In addition, there are a number of gameplay settings which are configurable by modifying the file "config.c". For example, the game, as distributed, has the "rent" feature turned off, allowing players to keep their equipment from session to session without charge. However, changing the free_rent setting around line 91 from YES to NO will change this, so that characters lose their equipment if they quit without going to a rental area such as the Grunting Boar Inn in Midgaard, and having enough coins to pay the storage fees. The game's opening greeting is also stored in this file as the string array constant GREETINGS at around line 203. Other options, such as the port the game runs on, whether or not player killing is allowed outside of special areas, and so on, are all configurable from this file.

You can even adjust the way the game handles the terminal. By modifying the strings throughout the game that contain the messages sent to players, you can add color to these messages. See "color.doc", which is included with the game, for more details on this. Also, by making changes in "comm.c", you can adjust or rewrite the handling of the backspace, delete and arrow keys characters, or make any number of fine tuning adjustments to the way the game is experienced by the players.

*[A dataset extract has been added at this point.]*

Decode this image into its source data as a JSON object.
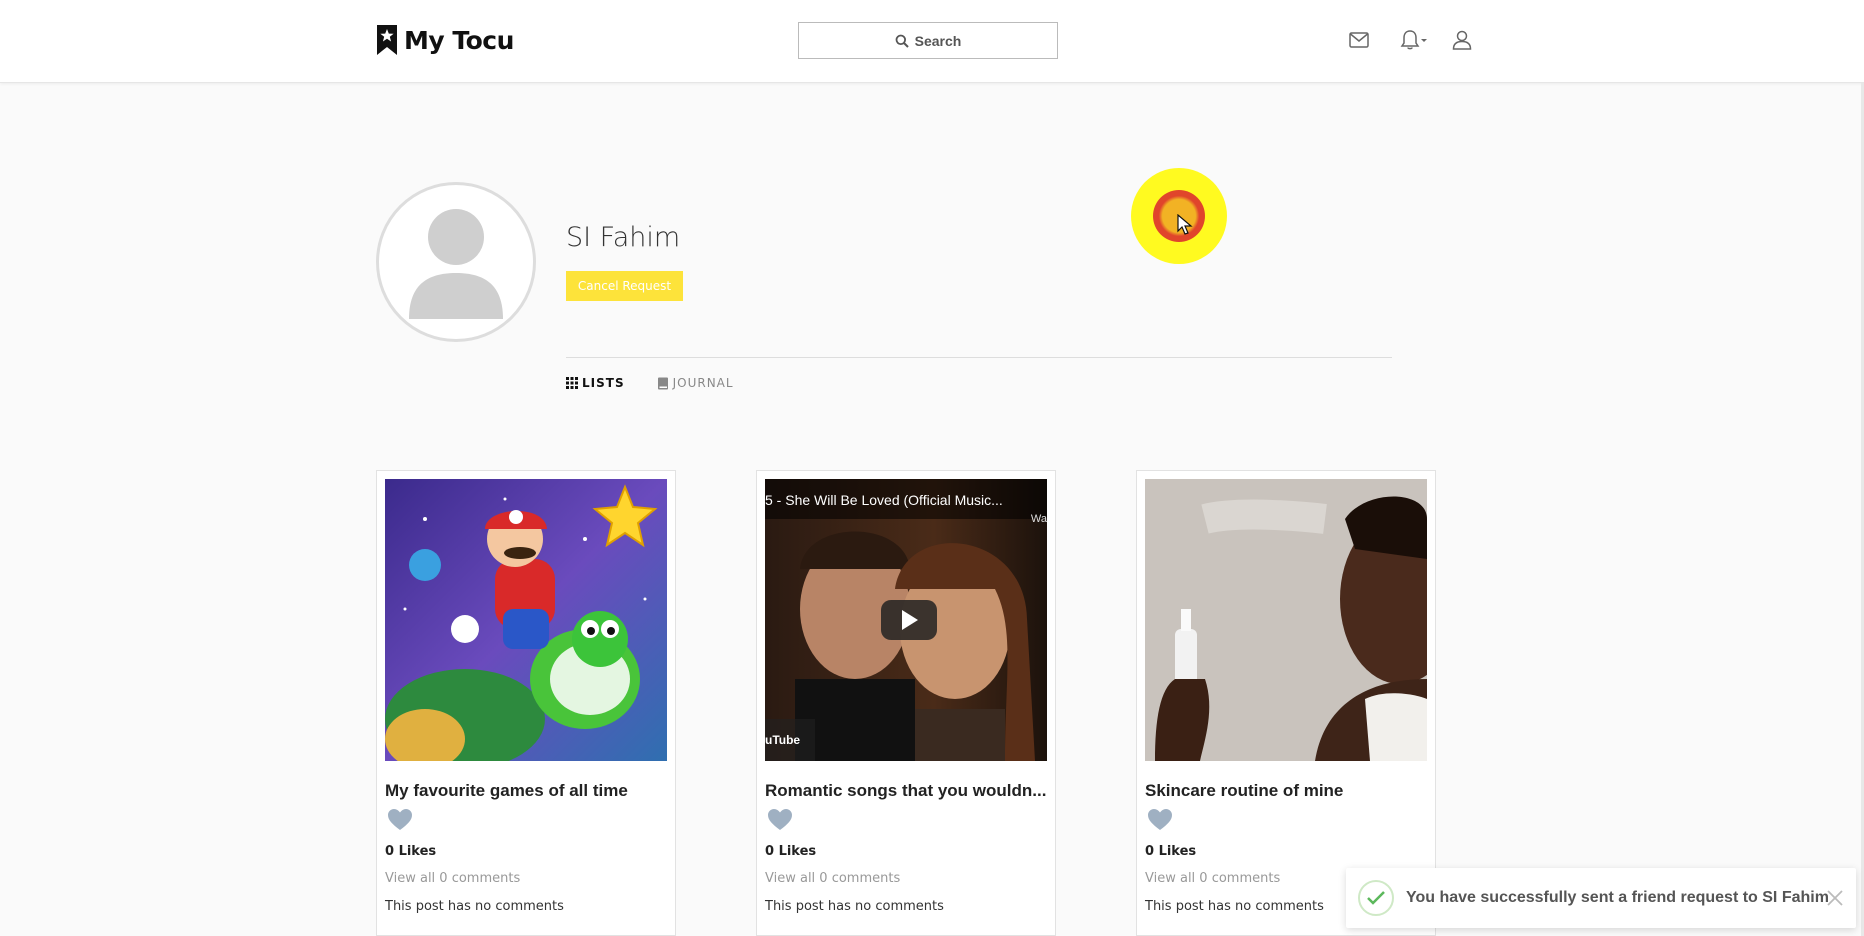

While most modifications are in the form of game enhancements, this is not the only way in which the game can be modified. A good C programmer with a lot of time available could in fact take advantage of the core engine to serve a seemingly unrelated purpose. The suggestion has been made that a MUD engine could be used as the front end to a corporate information system, a kind of text-based Virtual Central Office, if you will, for a company with a distributed employee base such as a national sales force. Support could even be added for conferences and meetings, and the game's mail system could be used for inter- office memos. If the users have enough Internet bandwidth, support could even be added for voice communication using customized client software. To take this idea a step to the side, the engine could also be used for an on-line teaching system, a Virtual Campus, complete with a library, department offices, a campus mail system, and a chess team. An on-line shopping center is also a candidate for this type of adapted MUD engine.

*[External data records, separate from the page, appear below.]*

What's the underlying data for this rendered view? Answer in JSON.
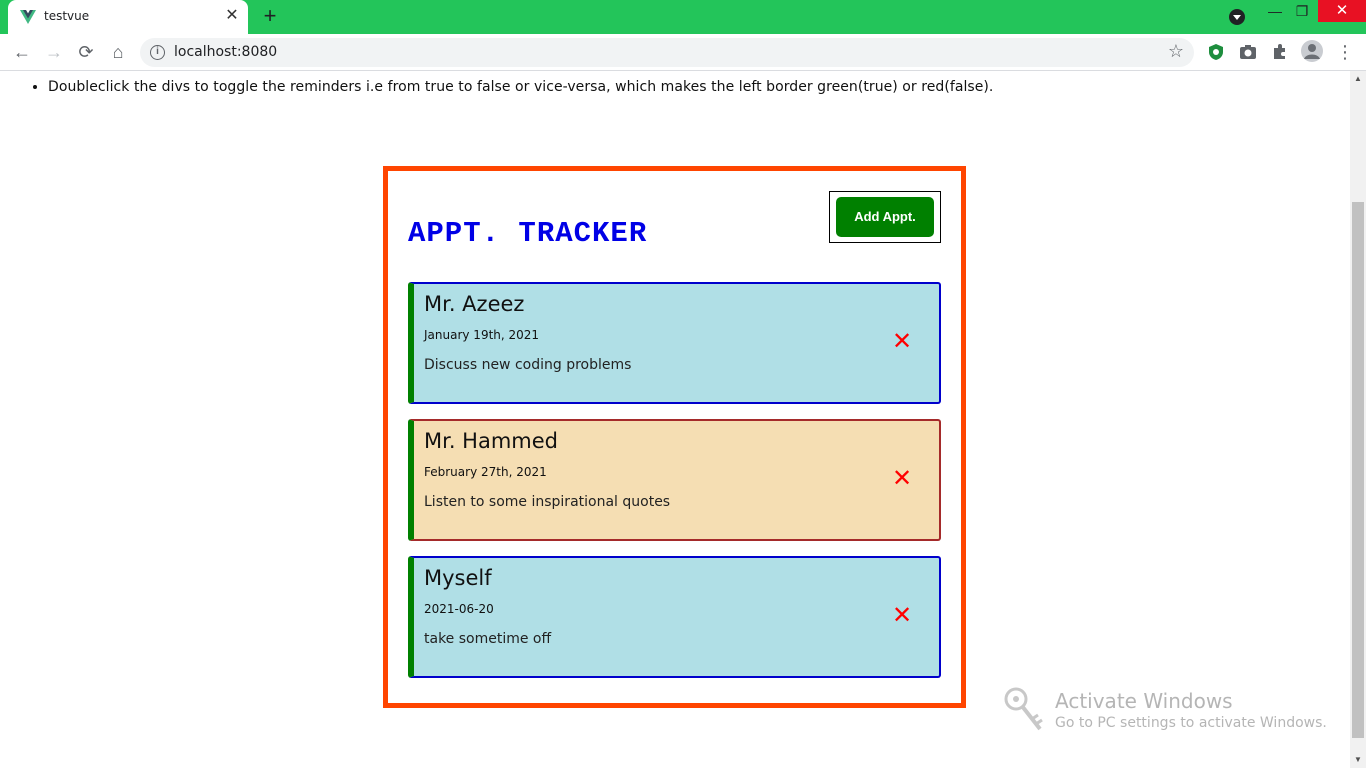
{
  "browser": {
    "tab_title": "testvue",
    "tab_close": "✕",
    "new_tab": "+",
    "url": "localhost:8080",
    "back": "←",
    "forward": "→",
    "reload": "⟳",
    "home": "⌂",
    "star": "☆",
    "menu": "⋮",
    "minimize": "—",
    "maximize": "❐",
    "close": "✕",
    "theme_color": "#23c55a"
  },
  "page": {
    "hints": [
      "Doubleclick the divs to toggle the reminders i.e from true to false or vice-versa, which makes the left border green(true) or red(false)."
    ]
  },
  "tracker": {
    "title": "APPT. TRACKER",
    "add_button": "Add Appt.",
    "border_color": "#ff4500",
    "appointments": [
      {
        "name": "Mr. Azeez",
        "date": "January 19th, 2021",
        "description": "Discuss new coding problems",
        "reminder": true,
        "delete": "✕"
      },
      {
        "name": "Mr. Hammed",
        "date": "February 27th, 2021",
        "description": "Listen to some inspirational quotes",
        "reminder": true,
        "delete": "✕"
      },
      {
        "name": "Myself",
        "date": "2021-06-20",
        "description": "take sometime off",
        "reminder": true,
        "delete": "✕"
      }
    ]
  },
  "watermark": {
    "title": "Activate Windows",
    "subtitle": "Go to PC settings to activate Windows."
  }
}
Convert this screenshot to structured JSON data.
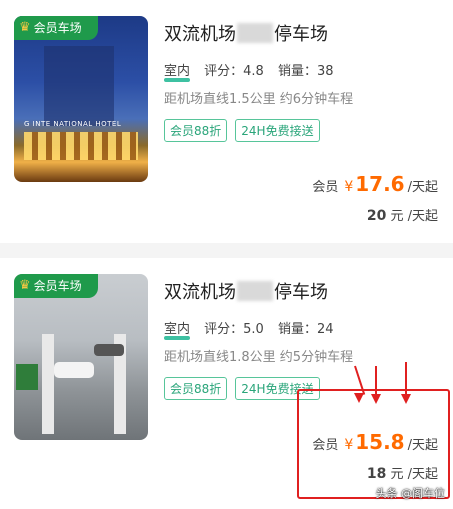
{
  "listings": [
    {
      "badge": "会员车场",
      "title_prefix": "双流机场",
      "title_suffix": "停车场",
      "indoor": "室内",
      "rating": "评分：4.8",
      "sales": "销量：38",
      "distance": "距机场直线1.5公里 约6分钟车程",
      "tags": [
        "会员88折",
        "24H免费接送"
      ],
      "vip_label": "会员",
      "yen": "¥",
      "price": "17.6",
      "price_unit": "/天起",
      "orig_value": "20",
      "orig_unit": " 元 /天起",
      "hotel_sign": "G INTE NATIONAL HOTEL"
    },
    {
      "badge": "会员车场",
      "title_prefix": "双流机场",
      "title_suffix": "停车场",
      "indoor": "室内",
      "rating": "评分：5.0",
      "sales": "销量：24",
      "distance": "距机场直线1.8公里 约5分钟车程",
      "tags": [
        "会员88折",
        "24H免费接送"
      ],
      "vip_label": "会员",
      "yen": "¥",
      "price": "15.8",
      "price_unit": "/天起",
      "orig_value": "18",
      "orig_unit": " 元 /天起"
    }
  ],
  "watermark": "头条 @阁车位",
  "colors": {
    "accent_orange": "#ff6a00",
    "badge_green": "#1f9a4b",
    "tag_green": "#2aa57a",
    "annotation_red": "#e02020"
  }
}
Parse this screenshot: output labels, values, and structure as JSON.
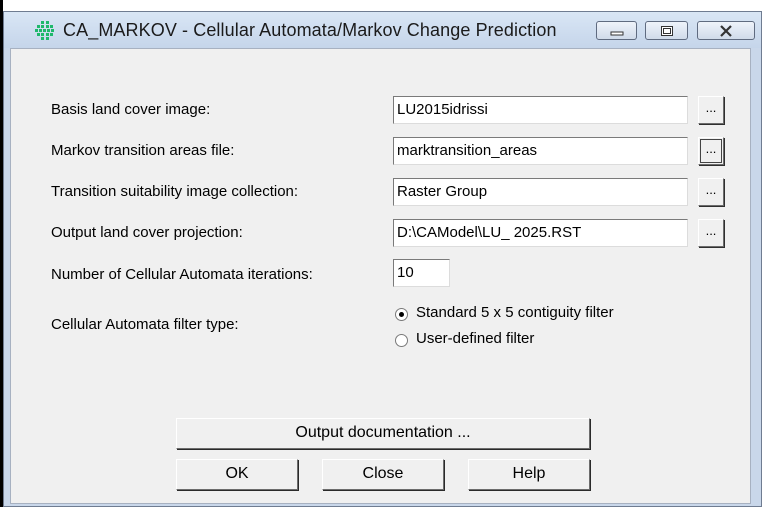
{
  "window": {
    "title": "CA_MARKOV - Cellular Automata/Markov Change Prediction",
    "icon": "grid-app-icon",
    "controls": [
      "minimize-icon",
      "restore-icon",
      "close-icon"
    ]
  },
  "fields": [
    {
      "label": "Basis land cover image:",
      "value": "LU2015idrissi",
      "browse": "..."
    },
    {
      "label": "Markov transition areas file:",
      "value": "marktransition_areas",
      "browse": "..."
    },
    {
      "label": "Transition suitability image collection:",
      "value": "Raster Group",
      "browse": "..."
    },
    {
      "label": "Output land cover projection:",
      "value": "D:\\CAModel\\LU_ 2025.RST",
      "browse": "..."
    }
  ],
  "iterations": {
    "label": "Number of Cellular Automata iterations:",
    "value": "10"
  },
  "filter": {
    "label": "Cellular Automata filter type:",
    "options": [
      {
        "label": "Standard 5 x 5 contiguity filter",
        "selected": true
      },
      {
        "label": "User-defined filter",
        "selected": false
      }
    ]
  },
  "buttons": {
    "output_doc": "Output documentation ...",
    "ok": "OK",
    "close": "Close",
    "help": "Help"
  }
}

In a way, many of the issues surrounding how MUDs operate are similar to a number of issues involved in higher-end Operating Systems. Among these are such things as parallel tasking of multiple users, interaction between users and system elements, protocols for communications between the server and the user interface system (monitor, keyboard, mouse, etc.) and a number of other factors. While many server types can simply defer much of this to the parent operating system, users in MUDs must interact not only with the system and with each other, but also with the same set of system characters, and the effects of one user's actions can influence the game variables in a way that affect other players. As a result, the MUD engine is designed to handle many of the tasks, such as parallel tasking of multiple users and system activities, which are required of an operating system. In a way, a MUD actually serves an operating system for the players who use it. Understanding how the MUD accomplishes this can provide an insight into understanding the workings of multi-user operating environments. To take this to an extreme, a MUD engine could even be adapted to serve as an operating system or apparent operating system, such as a Bulletin Board System or the virtual office or campus mentioned before.

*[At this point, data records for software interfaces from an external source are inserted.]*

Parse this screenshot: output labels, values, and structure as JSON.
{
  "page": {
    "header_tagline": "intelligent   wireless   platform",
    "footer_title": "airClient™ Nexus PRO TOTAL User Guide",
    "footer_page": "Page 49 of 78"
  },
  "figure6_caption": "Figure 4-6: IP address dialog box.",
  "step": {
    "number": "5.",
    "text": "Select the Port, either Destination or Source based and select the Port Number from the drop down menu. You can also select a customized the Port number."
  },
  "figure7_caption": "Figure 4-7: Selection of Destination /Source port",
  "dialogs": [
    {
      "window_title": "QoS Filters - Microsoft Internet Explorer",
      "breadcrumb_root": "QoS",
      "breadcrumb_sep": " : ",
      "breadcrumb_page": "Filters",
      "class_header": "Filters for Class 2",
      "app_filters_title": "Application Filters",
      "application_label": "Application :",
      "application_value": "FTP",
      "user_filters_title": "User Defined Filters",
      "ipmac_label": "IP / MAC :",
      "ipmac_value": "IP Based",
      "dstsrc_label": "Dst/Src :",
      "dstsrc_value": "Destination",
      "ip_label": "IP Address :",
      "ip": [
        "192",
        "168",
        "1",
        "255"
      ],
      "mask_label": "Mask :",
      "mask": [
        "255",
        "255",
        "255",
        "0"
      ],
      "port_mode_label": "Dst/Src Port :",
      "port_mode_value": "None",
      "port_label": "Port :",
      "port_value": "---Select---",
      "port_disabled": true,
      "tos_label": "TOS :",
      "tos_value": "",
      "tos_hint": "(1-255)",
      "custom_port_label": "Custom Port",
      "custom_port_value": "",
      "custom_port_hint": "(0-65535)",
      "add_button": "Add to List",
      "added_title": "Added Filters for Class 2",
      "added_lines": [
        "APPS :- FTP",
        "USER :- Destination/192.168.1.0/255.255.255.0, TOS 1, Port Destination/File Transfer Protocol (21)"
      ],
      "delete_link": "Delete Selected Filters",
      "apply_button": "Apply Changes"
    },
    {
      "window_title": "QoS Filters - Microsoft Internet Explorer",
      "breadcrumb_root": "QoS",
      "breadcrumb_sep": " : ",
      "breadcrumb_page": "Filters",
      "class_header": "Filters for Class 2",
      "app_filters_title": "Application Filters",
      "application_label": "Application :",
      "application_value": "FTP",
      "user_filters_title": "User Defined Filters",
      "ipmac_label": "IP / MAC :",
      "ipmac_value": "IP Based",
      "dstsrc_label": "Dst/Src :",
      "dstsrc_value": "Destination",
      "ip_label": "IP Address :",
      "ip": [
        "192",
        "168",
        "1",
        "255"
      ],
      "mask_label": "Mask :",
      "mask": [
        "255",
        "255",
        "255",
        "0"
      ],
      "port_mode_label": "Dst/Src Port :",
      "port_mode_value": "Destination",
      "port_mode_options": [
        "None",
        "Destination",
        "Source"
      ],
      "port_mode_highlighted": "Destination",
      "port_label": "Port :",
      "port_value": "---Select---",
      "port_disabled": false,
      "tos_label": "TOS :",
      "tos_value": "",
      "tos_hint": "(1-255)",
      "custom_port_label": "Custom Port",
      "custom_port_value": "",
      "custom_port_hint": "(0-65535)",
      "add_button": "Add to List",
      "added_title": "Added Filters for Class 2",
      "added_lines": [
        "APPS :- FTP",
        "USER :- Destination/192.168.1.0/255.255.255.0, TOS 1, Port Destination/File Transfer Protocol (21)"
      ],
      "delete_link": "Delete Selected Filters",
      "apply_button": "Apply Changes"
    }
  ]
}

As I stated before, the possibilities really are endless. With a handful of ideas and some decent C coding skills, it is within your power to bring these possibilities to life.